(Stored items)
:::
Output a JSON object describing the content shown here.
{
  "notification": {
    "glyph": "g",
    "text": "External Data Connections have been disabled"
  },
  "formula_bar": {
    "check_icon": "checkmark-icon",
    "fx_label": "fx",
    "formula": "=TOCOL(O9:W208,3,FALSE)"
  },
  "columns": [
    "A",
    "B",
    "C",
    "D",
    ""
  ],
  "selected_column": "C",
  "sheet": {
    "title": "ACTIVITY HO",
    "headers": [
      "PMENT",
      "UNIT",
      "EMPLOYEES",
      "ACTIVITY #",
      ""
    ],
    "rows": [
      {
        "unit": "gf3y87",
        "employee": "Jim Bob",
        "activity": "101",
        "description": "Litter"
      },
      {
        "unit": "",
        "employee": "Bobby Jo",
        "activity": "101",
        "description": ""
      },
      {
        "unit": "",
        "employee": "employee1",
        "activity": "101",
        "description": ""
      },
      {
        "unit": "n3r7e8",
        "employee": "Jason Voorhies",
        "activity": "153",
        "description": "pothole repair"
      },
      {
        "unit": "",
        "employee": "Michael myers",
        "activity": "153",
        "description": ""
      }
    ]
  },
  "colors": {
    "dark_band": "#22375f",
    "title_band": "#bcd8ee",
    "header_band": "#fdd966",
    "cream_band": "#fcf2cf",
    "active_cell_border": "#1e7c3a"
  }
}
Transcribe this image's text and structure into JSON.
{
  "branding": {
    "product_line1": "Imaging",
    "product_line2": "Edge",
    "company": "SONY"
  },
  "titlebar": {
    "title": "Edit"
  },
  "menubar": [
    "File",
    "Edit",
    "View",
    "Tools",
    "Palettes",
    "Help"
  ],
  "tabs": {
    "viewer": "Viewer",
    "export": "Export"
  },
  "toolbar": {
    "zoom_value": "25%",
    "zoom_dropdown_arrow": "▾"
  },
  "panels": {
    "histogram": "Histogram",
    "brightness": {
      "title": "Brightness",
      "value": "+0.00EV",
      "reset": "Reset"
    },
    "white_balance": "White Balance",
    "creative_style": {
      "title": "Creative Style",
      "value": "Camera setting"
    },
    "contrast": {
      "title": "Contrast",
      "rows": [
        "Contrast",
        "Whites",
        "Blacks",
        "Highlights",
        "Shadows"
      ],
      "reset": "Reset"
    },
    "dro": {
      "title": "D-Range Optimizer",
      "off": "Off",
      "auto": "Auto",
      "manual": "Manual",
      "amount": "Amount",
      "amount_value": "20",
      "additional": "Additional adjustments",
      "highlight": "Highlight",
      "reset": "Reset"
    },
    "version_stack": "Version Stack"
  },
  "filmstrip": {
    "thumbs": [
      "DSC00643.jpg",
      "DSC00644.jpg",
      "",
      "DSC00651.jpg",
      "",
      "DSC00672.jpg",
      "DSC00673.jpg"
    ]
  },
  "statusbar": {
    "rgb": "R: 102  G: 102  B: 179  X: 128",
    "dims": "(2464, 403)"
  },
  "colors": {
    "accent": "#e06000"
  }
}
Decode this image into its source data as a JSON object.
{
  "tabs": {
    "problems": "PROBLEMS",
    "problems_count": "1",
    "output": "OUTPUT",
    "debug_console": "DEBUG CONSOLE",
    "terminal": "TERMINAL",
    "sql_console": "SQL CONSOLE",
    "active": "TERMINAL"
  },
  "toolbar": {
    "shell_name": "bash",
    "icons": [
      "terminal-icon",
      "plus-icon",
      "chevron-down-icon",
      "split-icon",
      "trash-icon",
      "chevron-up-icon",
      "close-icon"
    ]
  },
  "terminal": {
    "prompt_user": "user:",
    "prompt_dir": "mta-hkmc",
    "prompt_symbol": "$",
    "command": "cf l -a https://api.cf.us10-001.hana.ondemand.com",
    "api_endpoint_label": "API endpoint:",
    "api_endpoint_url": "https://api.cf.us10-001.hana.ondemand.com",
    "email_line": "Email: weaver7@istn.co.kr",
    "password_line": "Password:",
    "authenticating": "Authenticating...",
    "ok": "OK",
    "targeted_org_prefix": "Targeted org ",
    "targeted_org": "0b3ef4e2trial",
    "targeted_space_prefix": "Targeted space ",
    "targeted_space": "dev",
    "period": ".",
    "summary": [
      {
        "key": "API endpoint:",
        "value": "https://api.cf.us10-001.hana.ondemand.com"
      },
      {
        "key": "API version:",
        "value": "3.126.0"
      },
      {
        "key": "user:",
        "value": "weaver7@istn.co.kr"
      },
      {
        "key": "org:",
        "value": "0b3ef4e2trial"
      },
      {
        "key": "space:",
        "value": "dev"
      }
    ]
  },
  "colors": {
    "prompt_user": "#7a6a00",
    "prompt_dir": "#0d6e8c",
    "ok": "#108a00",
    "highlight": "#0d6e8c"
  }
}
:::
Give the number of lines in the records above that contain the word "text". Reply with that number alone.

> **Output below**
2